● REQUIREMENT:
Copy each line of the records that holds the string "this".

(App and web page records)
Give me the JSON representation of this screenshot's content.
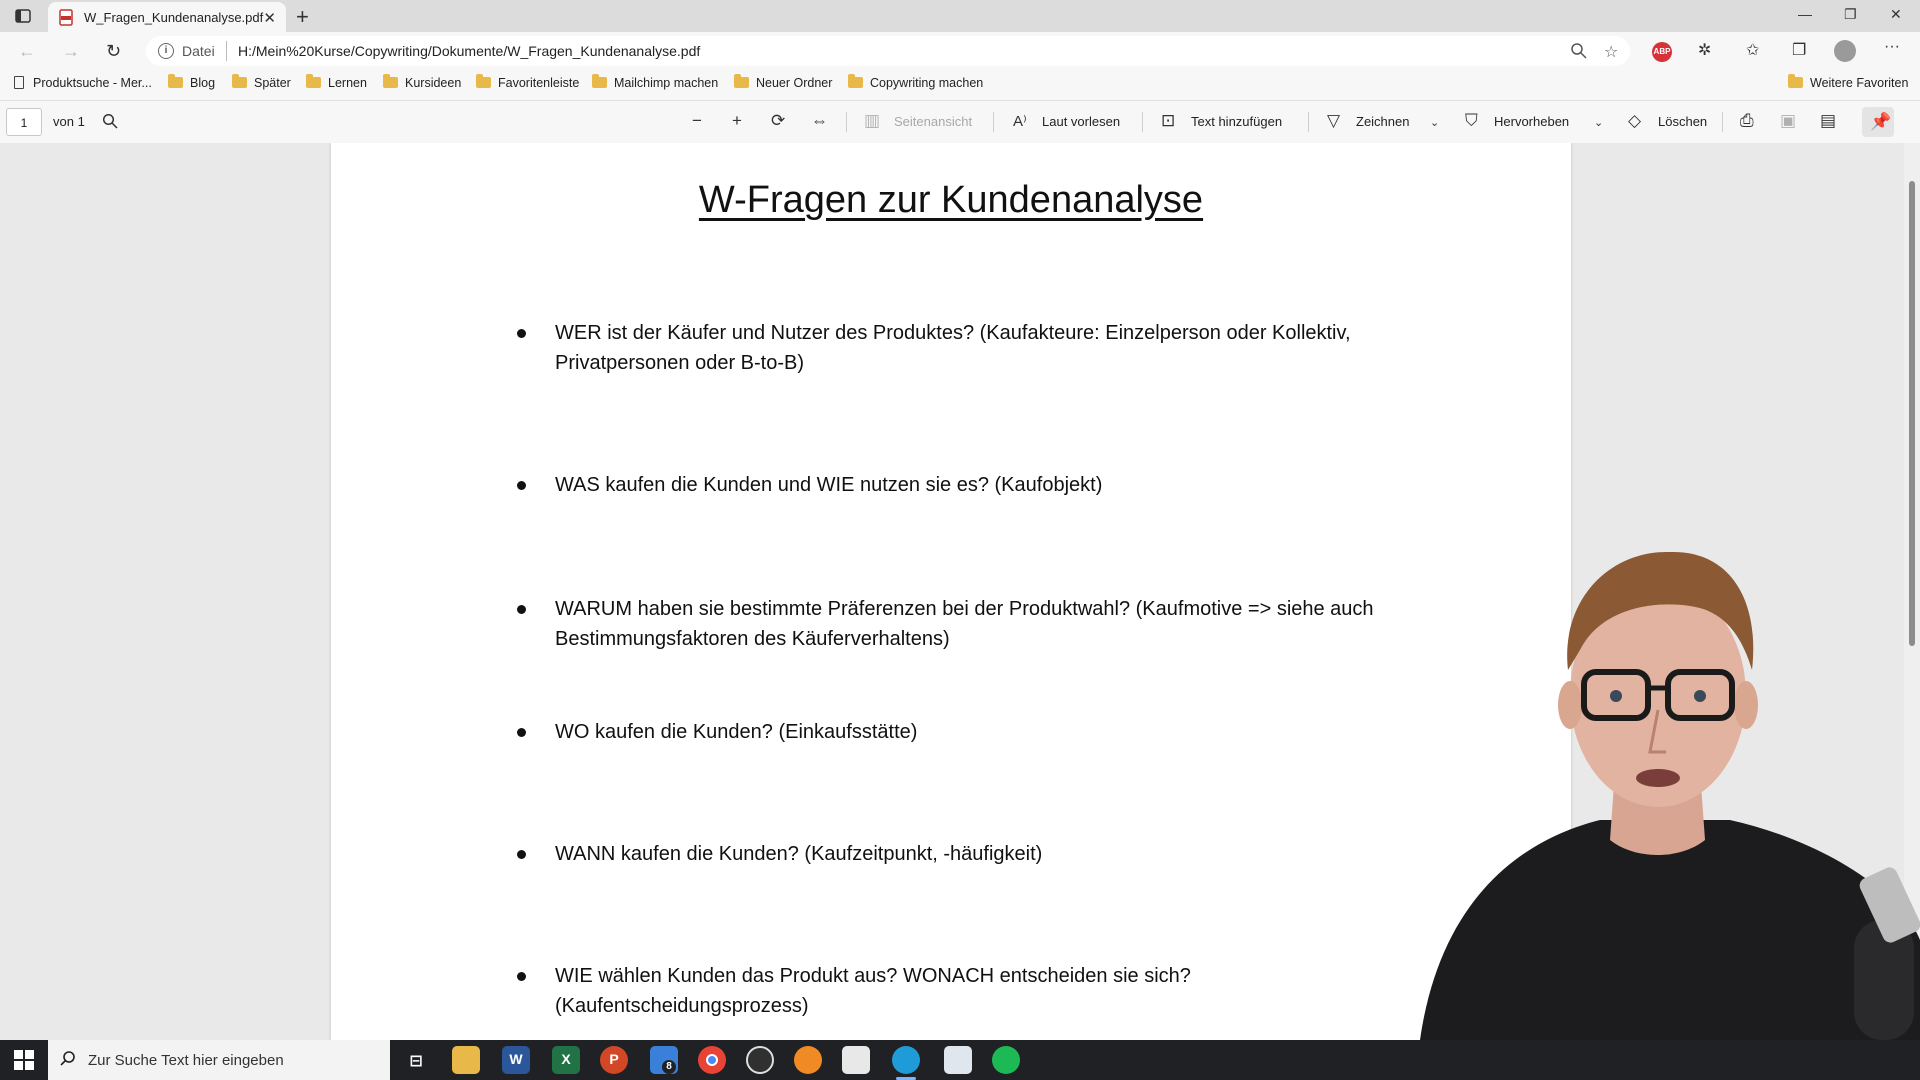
{
  "browser": {
    "tab_title": "W_Fragen_Kundenanalyse.pdf",
    "new_tab_symbol": "+",
    "address": {
      "scheme_label": "Datei",
      "url": "H:/Mein%20Kurse/Copywriting/Dokumente/W_Fragen_Kundenanalyse.pdf"
    },
    "window_controls": [
      "—",
      "❐",
      "✕"
    ]
  },
  "favorites": {
    "items": [
      {
        "label": "Produktsuche - Mer...",
        "icon": "page-icon"
      },
      {
        "label": "Blog",
        "icon": "folder-icon"
      },
      {
        "label": "Später",
        "icon": "folder-icon"
      },
      {
        "label": "Lernen",
        "icon": "folder-icon"
      },
      {
        "label": "Kursideen",
        "icon": "folder-icon"
      },
      {
        "label": "Favoritenleiste",
        "icon": "folder-icon"
      },
      {
        "label": "Mailchimp machen",
        "icon": "folder-icon"
      },
      {
        "label": "Neuer Ordner",
        "icon": "folder-icon"
      },
      {
        "label": "Copywriting machen",
        "icon": "folder-icon"
      }
    ],
    "other": "Weitere Favoriten"
  },
  "pdf_toolbar": {
    "page_number": "1",
    "page_of": "von 1",
    "page_view": "Seitenansicht",
    "read_aloud": "Laut vorlesen",
    "add_text": "Text hinzufügen",
    "draw": "Zeichnen",
    "highlight": "Hervorheben",
    "erase": "Löschen"
  },
  "document": {
    "title": "W-Fragen zur Kundenanalyse",
    "bullets": [
      {
        "line1": "WER ist der Käufer und Nutzer des Produktes? (Kaufakteure: Einzelperson oder Kollektiv,",
        "line2": "Privatpersonen oder B-to-B)"
      },
      {
        "line1": "WAS kaufen die Kunden und WIE nutzen sie es? (Kaufobjekt)",
        "line2": ""
      },
      {
        "line1": "WARUM haben sie bestimmte Präferenzen bei der Produktwahl? (Kaufmotive => siehe auch",
        "line2": "Bestimmungsfaktoren des Käuferverhaltens)"
      },
      {
        "line1": "WO kaufen die Kunden? (Einkaufsstätte)",
        "line2": ""
      },
      {
        "line1": "WANN kaufen die Kunden? (Kaufzeitpunkt, -häufigkeit)",
        "line2": ""
      },
      {
        "line1": "WIE wählen Kunden das Produkt aus? WONACH entscheiden sie sich?",
        "line2": "(Kaufentscheidungsprozess)"
      }
    ]
  },
  "taskbar": {
    "search_placeholder": "Zur Suche Text hier eingeben",
    "mail_badge": "8",
    "apps": [
      "task-view",
      "file-explorer",
      "word",
      "excel",
      "powerpoint",
      "mail",
      "chrome",
      "obs",
      "app-orange",
      "app-pen",
      "edge",
      "app-notes",
      "spotify"
    ]
  }
}
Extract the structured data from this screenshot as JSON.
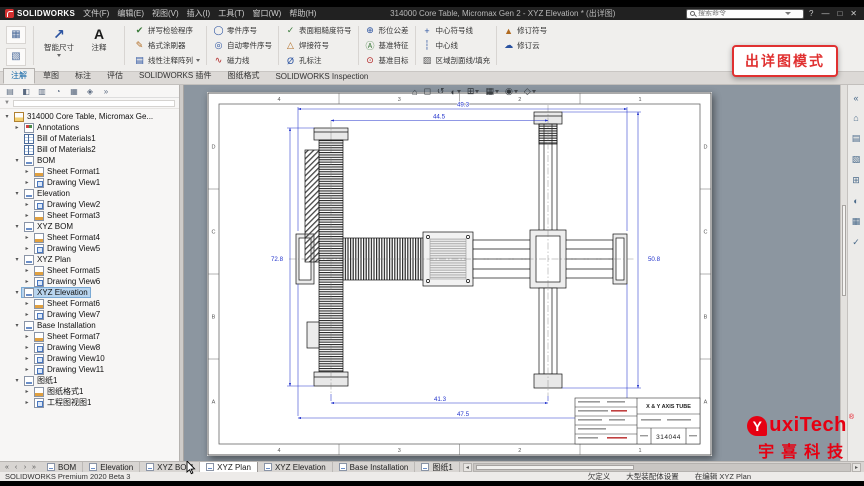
{
  "titlebar": {
    "app_name": "SOLIDWORKS",
    "menus": [
      "文件(F)",
      "编辑(E)",
      "视图(V)",
      "插入(I)",
      "工具(T)",
      "窗口(W)",
      "帮助(H)"
    ],
    "document_title": "314000 Core Table, Micromax Gen 2 - XYZ Elevation * (出详图)",
    "search_placeholder": "搜索命令",
    "window_controls": [
      {
        "name": "help-button",
        "glyph": "?"
      },
      {
        "name": "minimize-button",
        "glyph": "—"
      },
      {
        "name": "restore-button",
        "glyph": "□"
      },
      {
        "name": "close-button",
        "glyph": "✕"
      }
    ]
  },
  "ribbon": {
    "tool_stack": [
      {
        "name": "model-items-button",
        "glyph": "▦",
        "color": "#4a6a9a"
      },
      {
        "name": "drawing-properties-button",
        "glyph": "▧",
        "color": "#4a6a9a"
      }
    ],
    "big_buttons": [
      {
        "name": "smart-dimension-button",
        "label": "智能尺寸",
        "glyph": "↗",
        "color": "#2a52a0",
        "dropdown": true
      },
      {
        "name": "note-button",
        "label": "注释",
        "glyph": "A",
        "color": "#1a1a1a",
        "dropdown": false
      }
    ],
    "columns": [
      {
        "buttons": [
          {
            "name": "spell-checker-button",
            "label": "拼写检验程序",
            "glyph": "✔",
            "color": "#3a7a3a"
          },
          {
            "name": "format-painter-button",
            "label": "格式涂刷器",
            "glyph": "✎",
            "color": "#b06a20"
          },
          {
            "name": "linear-note-pattern-button",
            "label": "线性注释阵列",
            "glyph": "▤",
            "color": "#2a52a0",
            "dropdown": true
          }
        ]
      },
      {
        "buttons": [
          {
            "name": "balloon-button",
            "label": "零件序号",
            "glyph": "◯",
            "color": "#2a52a0"
          },
          {
            "name": "auto-balloon-button",
            "label": "自动零件序号",
            "glyph": "◎",
            "color": "#2a52a0"
          },
          {
            "name": "magnetic-line-button",
            "label": "磁力线",
            "glyph": "∿",
            "color": "#b02020"
          }
        ]
      },
      {
        "buttons": [
          {
            "name": "surface-finish-button",
            "label": "表面粗糙度符号",
            "glyph": "✓",
            "color": "#3a7a3a"
          },
          {
            "name": "weld-symbol-button",
            "label": "焊接符号",
            "glyph": "△",
            "color": "#b06a20"
          },
          {
            "name": "hole-callout-button",
            "label": "孔标注",
            "glyph": "Ø",
            "color": "#2a52a0"
          }
        ]
      },
      {
        "buttons": [
          {
            "name": "geometric-tolerance-button",
            "label": "形位公差",
            "glyph": "⊕",
            "color": "#2a52a0"
          },
          {
            "name": "datum-feature-button",
            "label": "基准特征",
            "glyph": "Ⓐ",
            "color": "#3a7a3a"
          },
          {
            "name": "datum-target-button",
            "label": "基准目标",
            "glyph": "⊙",
            "color": "#b02020"
          }
        ]
      },
      {
        "buttons": [
          {
            "name": "center-mark-button",
            "label": "中心符号线",
            "glyph": "+",
            "color": "#2a52a0"
          },
          {
            "name": "centerline-button",
            "label": "中心线",
            "glyph": "┆",
            "color": "#2a52a0"
          },
          {
            "name": "area-hatch-button",
            "label": "区域剖面线/填充",
            "glyph": "▨",
            "color": "#555555"
          }
        ]
      },
      {
        "buttons": [
          {
            "name": "revision-symbol-button",
            "label": "修订符号",
            "glyph": "▲",
            "color": "#b06a20"
          },
          {
            "name": "revision-cloud-button",
            "label": "修订云",
            "glyph": "☁",
            "color": "#2a52a0"
          }
        ]
      }
    ]
  },
  "command_tabs": [
    {
      "label": "注解",
      "active": true
    },
    {
      "label": "草图",
      "active": false
    },
    {
      "label": "标注",
      "active": false
    },
    {
      "label": "评估",
      "active": false
    },
    {
      "label": "SOLIDWORKS 插件",
      "active": false
    },
    {
      "label": "图纸格式",
      "active": false
    },
    {
      "label": "SOLIDWORKS Inspection",
      "active": false
    }
  ],
  "mode_badge": "出详图模式",
  "left_panel": {
    "tabs": [
      {
        "name": "feature-manager-tab",
        "glyph": "▤"
      },
      {
        "name": "property-manager-tab",
        "glyph": "◧"
      },
      {
        "name": "configuration-manager-tab",
        "glyph": "▥"
      },
      {
        "name": "dimxpert-manager-tab",
        "glyph": "◔"
      },
      {
        "name": "display-manager-tab",
        "glyph": "▦"
      },
      {
        "name": "inspection-manager-tab",
        "glyph": "◈"
      }
    ],
    "overflow_glyph": "»",
    "filter_glyph": "▼",
    "tree": [
      {
        "label": "314000 Core Table, Micromax Ge...",
        "level": 0,
        "icon": "root",
        "arrow": "▾"
      },
      {
        "label": "Annotations",
        "level": 1,
        "icon": "ann",
        "arrow": "▸"
      },
      {
        "label": "Bill of Materials1",
        "level": 1,
        "icon": "bom",
        "arrow": ""
      },
      {
        "label": "Bill of Materials2",
        "level": 1,
        "icon": "bom",
        "arrow": ""
      },
      {
        "label": "BOM",
        "level": 1,
        "icon": "sheet",
        "arrow": "▾"
      },
      {
        "label": "Sheet Format1",
        "level": 2,
        "icon": "fmt",
        "arrow": "▸"
      },
      {
        "label": "Drawing View1",
        "level": 2,
        "icon": "view",
        "arrow": "▸"
      },
      {
        "label": "Elevation",
        "level": 1,
        "icon": "sheet",
        "arrow": "▾"
      },
      {
        "label": "Drawing View2",
        "level": 2,
        "icon": "view",
        "arrow": "▸"
      },
      {
        "label": "Sheet Format3",
        "level": 2,
        "icon": "fmt",
        "arrow": "▸"
      },
      {
        "label": "XYZ BOM",
        "level": 1,
        "icon": "sheet",
        "arrow": "▾"
      },
      {
        "label": "Sheet Format4",
        "level": 2,
        "icon": "fmt",
        "arrow": "▸"
      },
      {
        "label": "Drawing View5",
        "level": 2,
        "icon": "view",
        "arrow": "▸"
      },
      {
        "label": "XYZ Plan",
        "level": 1,
        "icon": "sheet",
        "arrow": "▾"
      },
      {
        "label": "Sheet Format5",
        "level": 2,
        "icon": "fmt",
        "arrow": "▸"
      },
      {
        "label": "Drawing View6",
        "level": 2,
        "icon": "view",
        "arrow": "▸"
      },
      {
        "label": "XYZ Elevation",
        "level": 1,
        "icon": "sheet",
        "arrow": "▾",
        "selected": true
      },
      {
        "label": "Sheet Format6",
        "level": 2,
        "icon": "fmt",
        "arrow": "▸"
      },
      {
        "label": "Drawing View7",
        "level": 2,
        "icon": "view",
        "arrow": "▸"
      },
      {
        "label": "Base Installation",
        "level": 1,
        "icon": "sheet",
        "arrow": "▾"
      },
      {
        "label": "Sheet Format7",
        "level": 2,
        "icon": "fmt",
        "arrow": "▸"
      },
      {
        "label": "Drawing View8",
        "level": 2,
        "icon": "view",
        "arrow": "▸"
      },
      {
        "label": "Drawing View10",
        "level": 2,
        "icon": "view",
        "arrow": "▸"
      },
      {
        "label": "Drawing View11",
        "level": 2,
        "icon": "view",
        "arrow": "▸"
      },
      {
        "label": "图纸1",
        "level": 1,
        "icon": "sheet",
        "arrow": "▾"
      },
      {
        "label": "图纸格式1",
        "level": 2,
        "icon": "fmt",
        "arrow": "▸"
      },
      {
        "label": "工程图视图1",
        "level": 2,
        "icon": "view",
        "arrow": "▸"
      }
    ]
  },
  "heads_up": [
    {
      "name": "zoom-fit-icon",
      "glyph": "⌂",
      "caret": false
    },
    {
      "name": "zoom-area-icon",
      "glyph": "◻",
      "caret": false
    },
    {
      "name": "previous-view-icon",
      "glyph": "↺",
      "caret": false
    },
    {
      "name": "section-view-icon",
      "glyph": "◐",
      "caret": true
    },
    {
      "name": "view-orientation-icon",
      "glyph": "⊞",
      "caret": true
    },
    {
      "name": "display-style-icon",
      "glyph": "▦",
      "caret": true
    },
    {
      "name": "hide-show-icon",
      "glyph": "◉",
      "caret": true
    },
    {
      "name": "view-settings-icon",
      "glyph": "◇",
      "caret": true
    }
  ],
  "task_pane": [
    {
      "name": "collapse-taskpane-icon",
      "glyph": "«"
    },
    {
      "name": "resources-icon",
      "glyph": "⌂"
    },
    {
      "name": "design-library-icon",
      "glyph": "▤"
    },
    {
      "name": "file-explorer-icon",
      "glyph": "▧"
    },
    {
      "name": "view-palette-icon",
      "glyph": "⊞"
    },
    {
      "name": "appearances-icon",
      "glyph": "◐"
    },
    {
      "name": "custom-properties-icon",
      "glyph": "▦"
    },
    {
      "name": "inspection-icon",
      "glyph": "✓"
    }
  ],
  "drawing": {
    "zone_columns": [
      "4",
      "3",
      "2",
      "1"
    ],
    "zone_rows": [
      "D",
      "C",
      "B",
      "A"
    ],
    "dimensions": {
      "top_width": "49.3",
      "top_inner": "44.5",
      "left_height": "72.8",
      "right_height": "50.8",
      "bottom_inner": "41.3",
      "bottom_width": "47.5"
    },
    "title_block": {
      "title": "X & Y AXIS TUBE",
      "drawing_number": "314044"
    }
  },
  "sheet_tabs": {
    "nav": [
      "«",
      "‹",
      "›",
      "»"
    ],
    "tabs": [
      {
        "label": "BOM",
        "active": false
      },
      {
        "label": "Elevation",
        "active": false
      },
      {
        "label": "XYZ BOM",
        "active": false
      },
      {
        "label": "XYZ Plan",
        "active": true
      },
      {
        "label": "XYZ Elevation",
        "active": false
      },
      {
        "label": "Base Installation",
        "active": false
      },
      {
        "label": "图纸1",
        "active": false
      }
    ],
    "scroll_left": "◂",
    "scroll_right": "▸"
  },
  "statusbar": {
    "left": "SOLIDWORKS Premium 2020 Beta 3",
    "right": [
      "欠定义",
      "大型装配体设置",
      "在编辑 XYZ Plan"
    ]
  },
  "watermark": {
    "initial": "Y",
    "latin": "uxiTech",
    "reg": "®",
    "chinese": "宇喜科技"
  }
}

● WRITTEN ANSWER:
Give me the JSON representation of this screenshot's content.
Extract the structured data from this screenshot as JSON.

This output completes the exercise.